Rob and I were standing at the bottom of the garden, near the wooden temple where my ex-husband used to write and that I recently turned into a garden shed. I was asking him about the ivy growing rampantly from tree to fence to tree, and whether there was any hope of liberating the trees beneath. Rob replied philosophically, in a way that made it clear the ivy had already the fight.

Changing tack, I told Rob about my plan to turn what had once been four vegetable beds, back into a productive garden. ‘How high’, I asked him, ‘do you think a wire fence would need to be to keep out wallabies and possums?’ Rob looked over at me, crossing his arms over the yellow stripe on his jumper. He glanced down at the garden beds in front of us, currently filled with lavender and salvia, then back at me again.

‘A year ago’, he said, ‘Yvonne and I planted a veggie patch. We had big plans for it. But then, inside two months, it became obvious that looking after veggies was a lot of work at the end of the day, just when we wanted to relax’. He gestured at the beds in front of us. ‘Look at how far these beds are from your back door. Do you really want to be down here, in the half dark, watering and tending veggies?’ ‘Oh’, I said, feeling deflated, annoyed that my plans could be sent belly up so quickly.

‘Why does Rob have to tell me what he really thinks?’ I thought to myself, as we walked back up the garden, and the conversation turned to current affairs. As we talked, we passed my dog who was gobbling up fallen plums as fast as his hoovering mouth would let him, along with the the-hundred-and-one jobs that, arguably, should be higher up my to-do list than a vegetable garden.

It wasn’t till next morning that Rob’s point sank in. I hadn’t needed Rob to tell me how much work goes into growing vegetables. I already knew this. It was an emotional nerve – my pride – that his words had touched. Growing vegetables in the garden beds in front of my husband’s old writing hut was my way of making good Paul’s absence. ‘See’, I wanted to say to the world, ‘look what I can do!’ What Rob’s words made me realise, uncomfortably and possibly just in time, was that I didn’t have to make good Paul’s absence by doing amazing things in the garden.

There was no presssure on me, bar the pressure I put on myself, to create my own version of ‘The Good Life’ in my garden. Besides, it’s not as if I was sitting round doing nothing.

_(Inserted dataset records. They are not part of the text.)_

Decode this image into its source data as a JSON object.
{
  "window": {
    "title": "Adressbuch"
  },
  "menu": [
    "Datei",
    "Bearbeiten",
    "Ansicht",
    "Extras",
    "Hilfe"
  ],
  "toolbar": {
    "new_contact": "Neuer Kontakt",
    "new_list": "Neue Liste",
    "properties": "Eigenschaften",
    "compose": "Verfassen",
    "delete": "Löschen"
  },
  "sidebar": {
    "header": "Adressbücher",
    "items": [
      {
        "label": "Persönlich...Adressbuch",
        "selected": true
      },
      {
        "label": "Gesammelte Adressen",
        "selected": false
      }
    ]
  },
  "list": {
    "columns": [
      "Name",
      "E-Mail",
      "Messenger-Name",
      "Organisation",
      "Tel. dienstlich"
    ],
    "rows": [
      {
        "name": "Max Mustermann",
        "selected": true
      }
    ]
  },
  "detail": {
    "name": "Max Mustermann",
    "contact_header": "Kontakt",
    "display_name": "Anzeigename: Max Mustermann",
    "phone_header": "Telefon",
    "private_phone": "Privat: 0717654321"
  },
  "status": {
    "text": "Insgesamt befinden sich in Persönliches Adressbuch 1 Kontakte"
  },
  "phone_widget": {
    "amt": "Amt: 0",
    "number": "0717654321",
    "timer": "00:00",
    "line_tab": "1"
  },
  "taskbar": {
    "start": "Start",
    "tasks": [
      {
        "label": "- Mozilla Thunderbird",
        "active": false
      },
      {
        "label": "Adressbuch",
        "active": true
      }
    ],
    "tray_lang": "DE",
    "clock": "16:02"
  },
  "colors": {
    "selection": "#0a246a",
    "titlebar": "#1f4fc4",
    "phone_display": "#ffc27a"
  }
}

I was already painting the inside of the house and doing my best to tackle the garden. (Compost, anyone?) Why add to it with another project that would likely spawn yet more jobs in an already demanding property?

The urgency to grow vegetables was, I realised, coming from me. Sitting on the back doorstep, far from the four beds of lavender, it struck me that, paradoxically, it was what I perceived as a lack of urgency that was causing me to act – to react. ‘Calm down’, I told myself. There was nothing that I needed to prove by growing my own spinach and beans. There was no imaginary debt that I needed to pay off. There was no audience or big Other that had to be appeased. As I patted the head of my dog, I realised that it might be better for me to face the fact that the world didn’t give a damn whether or not I grew my own vegetables, than to fill the void that had opened up, since Paul’s and my kids’ departure, with busy productivity.

Sitting there, it came to me that, at some point, I could decide whether I really did want to grow vegetables a long way from my back door, or whether I was in thrall to the idea that because I could grow my own spinach and beans, I should do so. And in the meantime, I could give myself over to the thought – to the reality – that the absence created when loved ones leave, might be a golden opportunity. I may not know quite what to do with this opportunity. But I can at least sit with it, toying with all things that could grow there, until I do.

And now there is just enough time to grab my dog and my bag and to get down to the local farmer’s market.